General-purpose logging programs usually store more information about a QSO than is found in a contest log. For example, a station log will probably include both band and frequency information, transmit power, sent and received RS(T) and the CQ Zone for every contact, as well as the state for W/K QSOs. Depending on the contest exchange, some of this information may be in the contest log, but some of it is usually missing. Instead of entering the missing information by hand into the station log after it has been imported, it may be easier to use an ASCII text editor to put the desired information into the ADIF file. Some of the information is unchanged from one QSO to the next, so it would make sense to let the computer add it.
My favourite contest software, TRLog, has the capability of storing frequency information in the log. However, this frequency information was not transferred into the ADIF file by the conversion software. So, I wrote myself a little utility program, ADIFRFIX, which reads the frequency information from the original log and adds it to the corresponding ADIF file. While I was at it, I also added transmit power (assumed to be the same for all QSOs) and optionally a sent and/or received RS(T). This little program made the job of transferring contest QSOs into my station log easier.
The available conversion programs for producing ADIF files from TRLog files left something to be desired in my view. For example, when I used the TRLog post-contest utility to replace frequencies with sent serial numbers in the log, I found that the resulting log was sometimes rejected by the TRLog-to-ADIF utility. Some of the fields in the contest log could be stored in the wrong ADIF field. These glitches could be fixed with a text editor, but I thought it would be nice to have a program that did a better job of conversion with less intervention.

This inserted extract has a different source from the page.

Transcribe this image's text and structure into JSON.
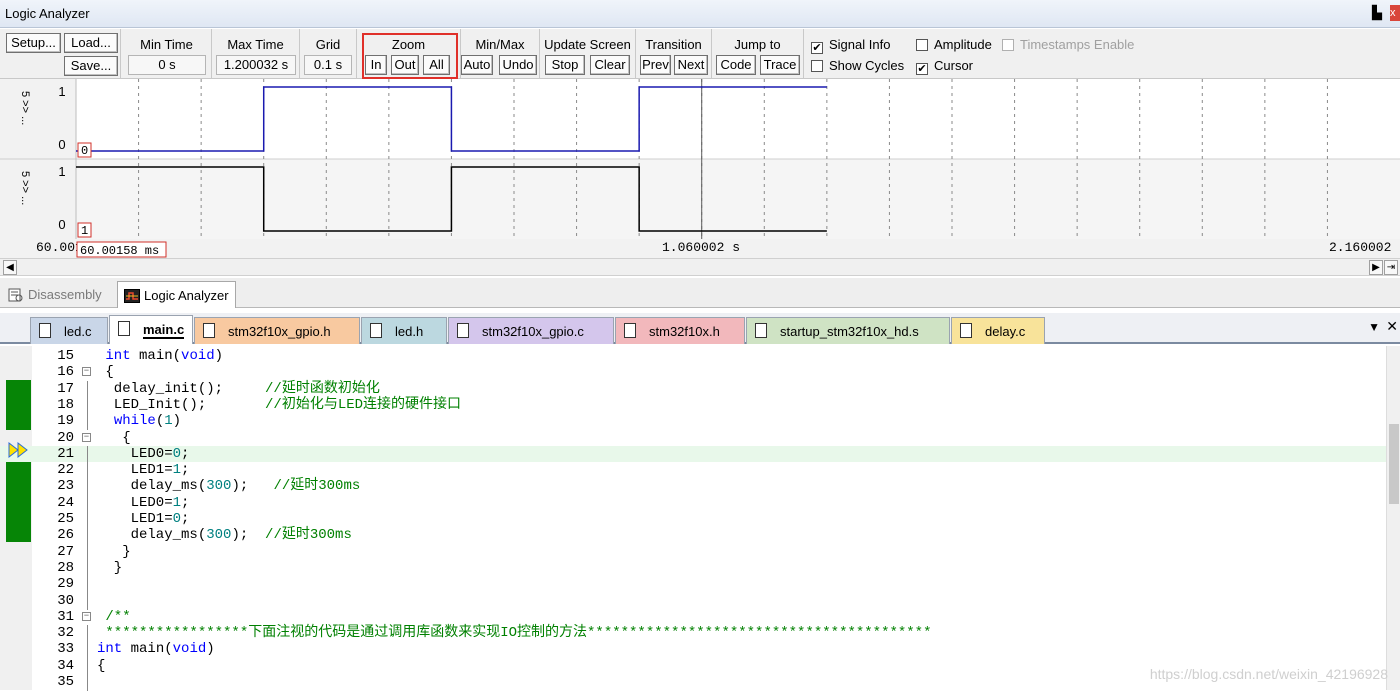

In March 2001, I realized that the Cabrillo format would be very easy to read into a program that could not only translate the contest fields into the corresponding ADIF fields, but could also add missing information such as transmit power and default RS(T). At the same time, the program could easily expand some of the information into additional fields. For example, if the ARRL Section is known to be EWA, it is an ideal task for a computer to derive the state (WA) and CQ zone (3), thus relieving the operator (me) of the error-prone task of adding these fields by hand. The result was the CBR2ADIF program, which reads a Cabrillo file and converts it to ADIF, while adding some additional information either deduced from the Cabrillo file or input by the user.
The band/frequency information in a Cabrillo file is actually stored in the form of a frequency, although in the majority of cases the frequency that appears in the Cabrillo file is actually just a band indicator (for example, all 20m contacts are usually recorded with a frequency of 14000 kHz). Therefore, instead of adding frequency information to an ADIF file using ADIFRFIX, I decided it would be easier to add this information to the Cabrillo file before passing it to CBR2ADIF. The result was CBRFRFIX, another small program to take frequency information from a log file from TRLog and add it to the corresponding Cabrillo file.

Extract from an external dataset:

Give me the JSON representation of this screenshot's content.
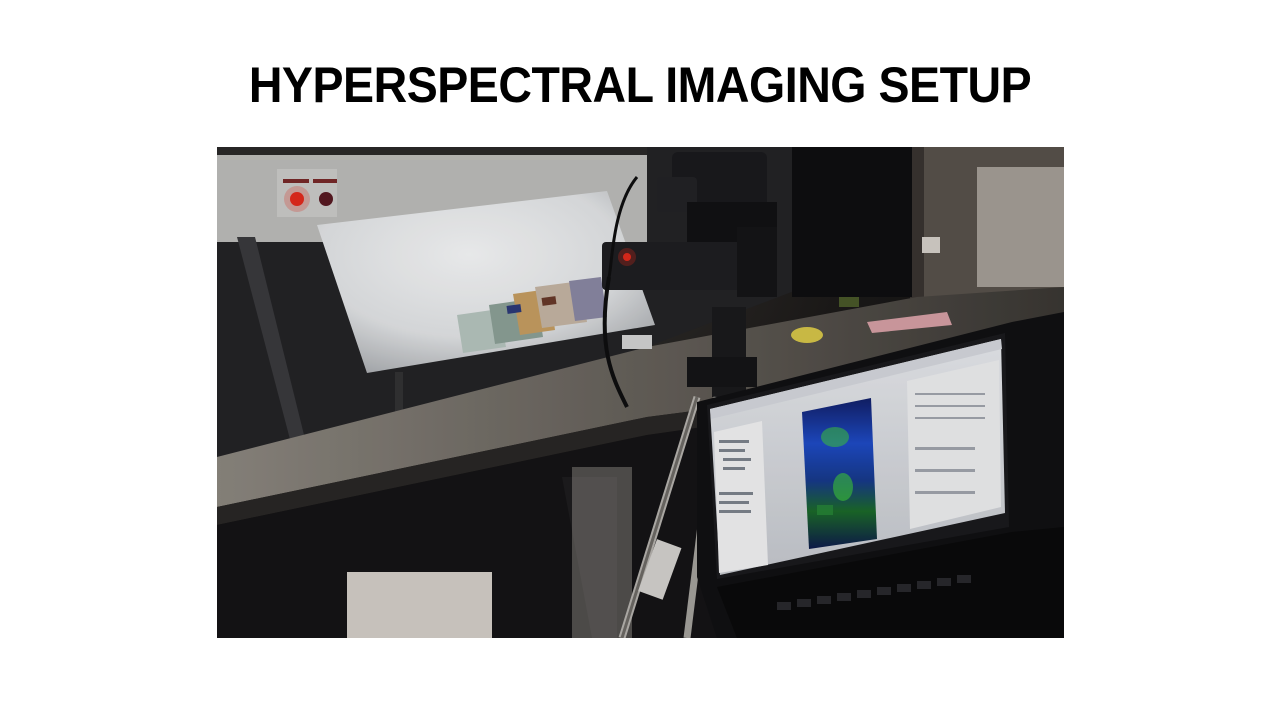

While these programs were written for my own use, there is a possibility
that they may be of interest to others. Therefore I have made them
available for download from this Web site.
If you think one of them would be useful to you, please feel free to
download it and give it a try. Please send bug reports or suggestions
for improvements to the address below.
73 de Richard Ferch, VE3IAY
Questions or comments? Please contact me at firstname.lastname@example.org
Page last updated 24 August 2001